- **Problem statement**
Please write out each entry exactly as it appears.

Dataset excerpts
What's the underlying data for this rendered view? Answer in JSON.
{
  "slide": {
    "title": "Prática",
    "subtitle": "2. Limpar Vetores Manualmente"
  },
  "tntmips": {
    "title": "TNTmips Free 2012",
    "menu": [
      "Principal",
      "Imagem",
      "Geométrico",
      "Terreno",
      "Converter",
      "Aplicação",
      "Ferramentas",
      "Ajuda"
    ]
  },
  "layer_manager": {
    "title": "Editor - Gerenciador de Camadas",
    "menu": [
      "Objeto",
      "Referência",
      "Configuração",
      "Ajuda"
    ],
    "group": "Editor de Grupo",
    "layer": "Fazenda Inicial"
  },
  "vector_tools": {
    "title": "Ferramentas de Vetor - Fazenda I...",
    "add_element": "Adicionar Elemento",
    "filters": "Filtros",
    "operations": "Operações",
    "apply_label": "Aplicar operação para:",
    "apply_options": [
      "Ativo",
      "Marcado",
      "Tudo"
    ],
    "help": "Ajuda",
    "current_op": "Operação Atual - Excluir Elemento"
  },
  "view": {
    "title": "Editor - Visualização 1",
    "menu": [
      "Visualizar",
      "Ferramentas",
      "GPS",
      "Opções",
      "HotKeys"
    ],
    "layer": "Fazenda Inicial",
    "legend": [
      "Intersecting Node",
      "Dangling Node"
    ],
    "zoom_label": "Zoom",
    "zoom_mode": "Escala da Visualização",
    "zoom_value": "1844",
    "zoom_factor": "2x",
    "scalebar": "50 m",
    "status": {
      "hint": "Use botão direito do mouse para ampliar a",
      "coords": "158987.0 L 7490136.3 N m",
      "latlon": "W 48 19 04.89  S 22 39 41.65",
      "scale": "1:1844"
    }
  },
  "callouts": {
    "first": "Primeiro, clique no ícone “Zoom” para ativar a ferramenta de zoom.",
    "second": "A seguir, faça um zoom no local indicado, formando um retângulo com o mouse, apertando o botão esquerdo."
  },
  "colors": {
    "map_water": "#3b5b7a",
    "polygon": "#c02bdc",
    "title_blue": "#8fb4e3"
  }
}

- **Result below**
What's the underlying data for this rendered view? Answer in JSON.
{
  "slide": {
    "title": "Prática",
    "subtitle": "2. Limpar Vetores Manualmente"
  },
  "tntmips": {
    "title": "TNTmips Free 2012",
    "menu": [
      "Principal",
      "Imagem",
      "Geométrico",
      "Terreno",
      "Converter",
      "Aplicação",
      "Ferramentas",
      "Ajuda"
    ]
  },
  "layer_manager": {
    "title": "Editor - Gerenciador de Camadas",
    "menu": [
      "Objeto",
      "Referência",
      "Configuração",
      "Ajuda"
    ],
    "group": "Editor de Grupo",
    "layer": "Fazenda Inicial"
  },
  "vector_tools": {
    "title": "Ferramentas de Vetor - Fazenda I...",
    "add_element": "Adicionar Elemento",
    "filters": "Filtros",
    "operations": "Operações",
    "apply_label": "Aplicar operação para:",
    "apply_options": [
      "Ativo",
      "Marcado",
      "Tudo"
    ],
    "help": "Ajuda",
    "current_op": "Operação Atual - Excluir Elemento"
  },
  "view": {
    "title": "Editor - Visualização 1",
    "menu": [
      "Visualizar",
      "Ferramentas",
      "GPS",
      "Opções",
      "HotKeys"
    ],
    "layer": "Fazenda Inicial",
    "legend": [
      "Intersecting Node",
      "Dangling Node"
    ],
    "zoom_label": "Zoom",
    "zoom_mode": "Escala da Visualização",
    "zoom_value": "1844",
    "zoom_factor": "2x",
    "scalebar": "50 m",
    "status": {
      "hint": "Use botão direito do mouse para ampliar a",
      "coords": "158987.0 L 7490136.3 N m",
      "latlon": "W 48 19 04.89  S 22 39 41.65",
      "scale": "1:1844"
    }
  },
  "callouts": {
    "first": "Primeiro, clique no ícone “Zoom” para ativar a ferramenta de zoom.",
    "second": "A seguir, faça um zoom no local indicado, formando um retângulo com o mouse, apertando o botão esquerdo."
  },
  "colors": {
    "map_water": "#3b5b7a",
    "polygon": "#c02bdc",
    "title_blue": "#8fb4e3"
  }
}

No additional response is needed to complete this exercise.